It is interesting to note that this section begins and ends with a notice that Jacob spent the night there (verses 13 and 21). The wrestling with the “mysterious Stranger” will also occur at night. Jacob has not yet come into the daylight, one might say. That will come later. For now, he makes plans at night.
Jacob, ever resourceful, draws up a strategy to pacify Esau (verse 20). He wants to soothe his (possibly) hostile spirit with wave after wave of gifts. These are valuable gifts of various animals: 550 animals in total, of which 490 are female. The female animals are valuable, of course, because of the prospect of bearing more animals later on and thus increasing the owner’s wealth.

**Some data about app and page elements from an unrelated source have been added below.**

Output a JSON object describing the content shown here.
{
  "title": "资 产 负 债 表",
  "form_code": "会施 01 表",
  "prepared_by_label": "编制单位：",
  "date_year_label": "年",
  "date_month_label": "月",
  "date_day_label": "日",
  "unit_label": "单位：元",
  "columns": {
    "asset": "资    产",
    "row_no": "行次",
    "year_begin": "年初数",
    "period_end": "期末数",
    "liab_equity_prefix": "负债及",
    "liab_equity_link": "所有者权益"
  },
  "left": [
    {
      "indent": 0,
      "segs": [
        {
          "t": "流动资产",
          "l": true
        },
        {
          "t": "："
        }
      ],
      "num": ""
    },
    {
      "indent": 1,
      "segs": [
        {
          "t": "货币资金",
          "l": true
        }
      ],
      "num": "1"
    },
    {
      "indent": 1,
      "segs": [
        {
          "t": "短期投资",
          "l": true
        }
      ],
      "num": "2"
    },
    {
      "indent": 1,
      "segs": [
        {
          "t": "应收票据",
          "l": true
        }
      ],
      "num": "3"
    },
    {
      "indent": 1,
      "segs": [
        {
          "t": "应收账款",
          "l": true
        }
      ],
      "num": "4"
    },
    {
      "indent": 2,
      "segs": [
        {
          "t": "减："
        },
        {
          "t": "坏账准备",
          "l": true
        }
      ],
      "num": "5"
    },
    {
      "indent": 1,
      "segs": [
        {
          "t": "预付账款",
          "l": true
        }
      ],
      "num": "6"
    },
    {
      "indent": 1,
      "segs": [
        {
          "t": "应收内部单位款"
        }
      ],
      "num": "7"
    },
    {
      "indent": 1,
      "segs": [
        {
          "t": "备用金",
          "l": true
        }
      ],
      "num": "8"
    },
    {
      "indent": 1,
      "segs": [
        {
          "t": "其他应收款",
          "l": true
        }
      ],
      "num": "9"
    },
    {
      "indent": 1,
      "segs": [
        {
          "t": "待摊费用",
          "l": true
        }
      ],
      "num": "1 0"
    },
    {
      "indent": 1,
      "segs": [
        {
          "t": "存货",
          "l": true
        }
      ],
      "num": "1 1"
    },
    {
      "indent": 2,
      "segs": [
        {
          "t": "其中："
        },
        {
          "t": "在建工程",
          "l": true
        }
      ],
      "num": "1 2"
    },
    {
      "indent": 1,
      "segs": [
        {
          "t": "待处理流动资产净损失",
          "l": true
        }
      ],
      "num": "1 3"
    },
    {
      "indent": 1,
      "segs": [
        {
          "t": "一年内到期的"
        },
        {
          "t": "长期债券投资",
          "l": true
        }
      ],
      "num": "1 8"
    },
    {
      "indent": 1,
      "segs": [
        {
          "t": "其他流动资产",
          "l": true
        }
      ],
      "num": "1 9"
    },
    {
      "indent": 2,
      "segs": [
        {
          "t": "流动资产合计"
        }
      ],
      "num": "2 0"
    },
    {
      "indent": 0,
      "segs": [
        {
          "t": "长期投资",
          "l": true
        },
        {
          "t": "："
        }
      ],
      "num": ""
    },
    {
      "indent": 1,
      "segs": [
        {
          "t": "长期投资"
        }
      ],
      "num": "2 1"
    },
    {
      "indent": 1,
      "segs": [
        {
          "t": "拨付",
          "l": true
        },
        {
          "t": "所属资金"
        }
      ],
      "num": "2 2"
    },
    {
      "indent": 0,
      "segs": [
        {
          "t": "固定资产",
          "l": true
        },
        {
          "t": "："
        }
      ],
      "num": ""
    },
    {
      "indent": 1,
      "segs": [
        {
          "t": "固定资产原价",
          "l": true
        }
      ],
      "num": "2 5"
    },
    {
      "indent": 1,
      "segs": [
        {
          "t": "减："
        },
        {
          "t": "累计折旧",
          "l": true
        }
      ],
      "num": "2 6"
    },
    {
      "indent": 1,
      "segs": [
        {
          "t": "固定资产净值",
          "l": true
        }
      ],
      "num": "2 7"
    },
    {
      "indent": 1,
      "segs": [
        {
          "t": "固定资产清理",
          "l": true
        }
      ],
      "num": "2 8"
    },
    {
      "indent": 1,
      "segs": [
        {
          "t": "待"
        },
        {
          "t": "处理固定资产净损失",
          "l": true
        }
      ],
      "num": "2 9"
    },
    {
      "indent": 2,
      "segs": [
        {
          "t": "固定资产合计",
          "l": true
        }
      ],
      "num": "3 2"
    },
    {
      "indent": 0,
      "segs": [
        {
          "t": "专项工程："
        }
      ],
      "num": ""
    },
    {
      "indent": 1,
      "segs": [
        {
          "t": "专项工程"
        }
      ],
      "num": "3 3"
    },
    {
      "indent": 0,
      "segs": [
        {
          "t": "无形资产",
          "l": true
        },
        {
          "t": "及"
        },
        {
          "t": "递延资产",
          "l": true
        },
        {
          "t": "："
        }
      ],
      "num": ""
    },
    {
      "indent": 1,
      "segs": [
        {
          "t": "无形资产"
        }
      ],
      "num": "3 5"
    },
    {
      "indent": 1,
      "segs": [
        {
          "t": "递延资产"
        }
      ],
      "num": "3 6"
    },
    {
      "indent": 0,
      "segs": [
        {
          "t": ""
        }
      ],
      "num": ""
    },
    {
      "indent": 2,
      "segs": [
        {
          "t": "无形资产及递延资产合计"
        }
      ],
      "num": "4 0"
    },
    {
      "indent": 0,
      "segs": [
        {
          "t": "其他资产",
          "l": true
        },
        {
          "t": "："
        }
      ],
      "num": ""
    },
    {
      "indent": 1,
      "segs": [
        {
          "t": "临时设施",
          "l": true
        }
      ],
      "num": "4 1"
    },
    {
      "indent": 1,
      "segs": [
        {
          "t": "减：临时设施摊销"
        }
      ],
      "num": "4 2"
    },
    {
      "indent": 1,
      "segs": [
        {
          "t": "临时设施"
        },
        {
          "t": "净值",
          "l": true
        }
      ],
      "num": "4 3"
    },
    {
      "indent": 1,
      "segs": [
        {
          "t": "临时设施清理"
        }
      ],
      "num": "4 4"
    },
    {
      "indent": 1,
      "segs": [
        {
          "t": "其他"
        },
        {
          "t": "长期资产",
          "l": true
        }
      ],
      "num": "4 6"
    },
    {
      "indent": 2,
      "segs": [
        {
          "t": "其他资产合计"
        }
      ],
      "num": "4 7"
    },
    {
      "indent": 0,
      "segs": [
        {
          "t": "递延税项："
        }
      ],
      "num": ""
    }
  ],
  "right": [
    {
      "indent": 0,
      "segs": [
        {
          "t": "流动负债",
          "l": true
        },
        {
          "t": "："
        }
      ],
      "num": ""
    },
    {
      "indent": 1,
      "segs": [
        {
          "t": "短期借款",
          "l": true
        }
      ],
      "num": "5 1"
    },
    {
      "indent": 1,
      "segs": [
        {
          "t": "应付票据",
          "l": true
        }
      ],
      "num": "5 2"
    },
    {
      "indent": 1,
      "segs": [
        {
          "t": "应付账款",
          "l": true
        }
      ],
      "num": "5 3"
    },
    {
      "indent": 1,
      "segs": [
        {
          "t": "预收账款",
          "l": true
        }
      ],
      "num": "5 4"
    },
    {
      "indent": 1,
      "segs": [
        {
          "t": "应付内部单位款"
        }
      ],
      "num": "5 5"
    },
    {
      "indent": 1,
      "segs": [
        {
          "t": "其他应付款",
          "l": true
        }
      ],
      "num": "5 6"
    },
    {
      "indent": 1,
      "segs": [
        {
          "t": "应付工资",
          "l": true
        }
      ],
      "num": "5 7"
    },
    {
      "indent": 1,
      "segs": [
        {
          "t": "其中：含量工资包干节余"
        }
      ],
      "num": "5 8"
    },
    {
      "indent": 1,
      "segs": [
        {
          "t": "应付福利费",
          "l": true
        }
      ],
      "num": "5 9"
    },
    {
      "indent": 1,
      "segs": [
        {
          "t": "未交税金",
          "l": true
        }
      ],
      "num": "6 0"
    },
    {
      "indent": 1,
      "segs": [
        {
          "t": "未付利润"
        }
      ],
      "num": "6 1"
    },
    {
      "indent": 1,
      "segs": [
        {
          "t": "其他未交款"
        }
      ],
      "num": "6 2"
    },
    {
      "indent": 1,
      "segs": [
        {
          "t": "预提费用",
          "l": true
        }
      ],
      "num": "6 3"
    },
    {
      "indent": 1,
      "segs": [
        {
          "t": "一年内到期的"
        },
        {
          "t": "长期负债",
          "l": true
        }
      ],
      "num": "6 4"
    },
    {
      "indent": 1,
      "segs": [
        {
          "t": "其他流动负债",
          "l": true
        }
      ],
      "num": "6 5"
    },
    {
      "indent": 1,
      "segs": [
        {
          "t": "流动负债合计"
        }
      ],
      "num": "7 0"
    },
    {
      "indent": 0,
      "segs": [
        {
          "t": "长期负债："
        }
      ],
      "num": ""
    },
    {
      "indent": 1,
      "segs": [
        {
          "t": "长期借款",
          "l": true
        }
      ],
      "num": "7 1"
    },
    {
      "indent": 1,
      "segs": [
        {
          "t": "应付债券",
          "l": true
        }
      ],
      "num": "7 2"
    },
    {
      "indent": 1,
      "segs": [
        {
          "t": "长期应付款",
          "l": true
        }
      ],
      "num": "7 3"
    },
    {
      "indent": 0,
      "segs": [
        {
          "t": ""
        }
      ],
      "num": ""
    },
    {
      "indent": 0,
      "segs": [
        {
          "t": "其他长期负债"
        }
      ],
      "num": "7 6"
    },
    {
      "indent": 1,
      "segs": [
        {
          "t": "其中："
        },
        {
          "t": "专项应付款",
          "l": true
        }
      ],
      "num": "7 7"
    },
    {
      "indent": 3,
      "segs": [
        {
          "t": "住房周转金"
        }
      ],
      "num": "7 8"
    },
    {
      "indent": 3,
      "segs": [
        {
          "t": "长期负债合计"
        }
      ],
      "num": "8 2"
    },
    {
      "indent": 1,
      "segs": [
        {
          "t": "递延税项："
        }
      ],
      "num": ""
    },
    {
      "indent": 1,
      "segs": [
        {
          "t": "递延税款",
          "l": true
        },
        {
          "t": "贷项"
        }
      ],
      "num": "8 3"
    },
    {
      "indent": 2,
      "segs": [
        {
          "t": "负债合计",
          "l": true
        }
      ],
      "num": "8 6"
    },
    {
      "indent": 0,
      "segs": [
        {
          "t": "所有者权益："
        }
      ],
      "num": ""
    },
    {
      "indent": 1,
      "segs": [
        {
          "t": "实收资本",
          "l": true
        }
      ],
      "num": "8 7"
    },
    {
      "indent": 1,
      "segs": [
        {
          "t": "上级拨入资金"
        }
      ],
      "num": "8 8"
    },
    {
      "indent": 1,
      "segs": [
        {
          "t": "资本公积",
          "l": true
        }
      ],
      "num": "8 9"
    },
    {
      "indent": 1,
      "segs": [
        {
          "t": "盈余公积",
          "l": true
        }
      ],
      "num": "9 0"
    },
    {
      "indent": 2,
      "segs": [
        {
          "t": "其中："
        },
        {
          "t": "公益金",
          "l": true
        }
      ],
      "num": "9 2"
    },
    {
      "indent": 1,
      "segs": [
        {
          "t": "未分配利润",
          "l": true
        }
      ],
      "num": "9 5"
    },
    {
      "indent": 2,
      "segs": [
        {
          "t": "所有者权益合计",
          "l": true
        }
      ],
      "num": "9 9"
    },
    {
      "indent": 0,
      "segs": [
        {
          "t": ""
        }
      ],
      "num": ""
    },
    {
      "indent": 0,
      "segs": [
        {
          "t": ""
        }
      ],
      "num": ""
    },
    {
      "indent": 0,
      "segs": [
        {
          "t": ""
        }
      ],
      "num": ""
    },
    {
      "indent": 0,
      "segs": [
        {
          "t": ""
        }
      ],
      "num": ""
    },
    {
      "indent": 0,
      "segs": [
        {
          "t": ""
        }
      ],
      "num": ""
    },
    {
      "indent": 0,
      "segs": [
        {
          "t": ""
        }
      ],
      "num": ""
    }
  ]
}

We wonder: is Jacob feeling something of “guilt feelings” over having deceived his brother Esau in Genesis 27 by getting father Isaac to bless him? Is this a way to pay back his brother with something of the abundance that the LORD has showered upon him? Perhaps so. In any case, the gifts are on their way, headed to Esau. Time will tell whether Esau will accept them (and favorably), or, whether he will tell the messengers of Jacob to “return them to sender.”
How different are God’s gifts to us in Jesus Christ! We earn nothing, and we cannot merit any of God’s blessings. All that we have is a freely given gift to us in Jesus Christ. The wage we earn is death because of our sins, both in terms of our actual deeds and the sinful nature we receive from the first Adam. Jacob is trying to win Esau’s favor. But Christians are liberated from all attempts to placate God’s justice, since God has dealt with all of our sinful deeds and sinful nature by pouring out His wrath in justice upon Christ on the Cross. Therefore, Christians live in joyful thanksgiving, not in cringing terror before God (cf. Rom. 12:1ff).
Rev. Mark Vander Hart is Associate Professor of Old Testament Studies at Mid-America Reformed Seminary in Dyer, Indiana.
Lesson 10: Points to ponder and discuss
1. Read 2 Kings 6:8–17. Elisha is calm, even though Syrian armed forces have surrounded the village to capture him, because he knows that the angelic forces were present. Recall what Christ said in the Garden of Gethsemane about the legions of angels He had at His command. Do such angelic forces still surround believers today? How do Romans 8:31ff and 1 John 4:4 relate to this?
2. Jacob is afraid of his brother Esau. Does he have good reason for this fear? Why or why not? So many times we hear people in the Bible being told, “Don’t fear!” What are the reasons for fear in Christians’ lives? Are there things that we should fear? What things should we never fear? 3. Some twenty years have passed since Esau and Jacob have faced each other. Is it possible that a person can harbor a grudge or nurse anger for at least two decades? What would be the point? Does Esau have a just cause, if he indeed is still angry? What does the Bible say on how Christians must handle anger? See Ephesians 4:26,27, and 31.
4. How do you evaluate the various strategies Jacob uses to protect himself and his grand camp? We might well ask, “Where is Jacob’s faith? If the heavenly messengers have come to protect Jacob and his camp, how trusting is Jacob, after all?” Is Jacob doing the human thing, “just to make sure?” “God is with me, but I’ve also got to be ‘practical’”? On the other hand, is wise strategy wrong? After all, Jacob is not using his strategy as a substitute for God, for his prayer shows his full reliance upon God.
5. Read Genesis 32:12. Why does Jacob remind God of the promise to make his descendants abundant “like the sand of the sea, which cannot be counted”? Could it be because Jacob is holding onto the promises of Genesis 28? Does he fear that a violent attack from Esau could wipe out the covenant future (humanly speaking)? Abraham had a similar situation in Genesis 22, when God told Abraham to sacrifice his only son, his beloved son. How did Abraham face that test? See Hebrews 11:17–19.
6. Reflect on what Jacob was like before he had fled from Esau, and what Jacob is like now. How has he changed, if at all? How does God work in His people to mature and sanctify them in Christ through His Holy Spirit?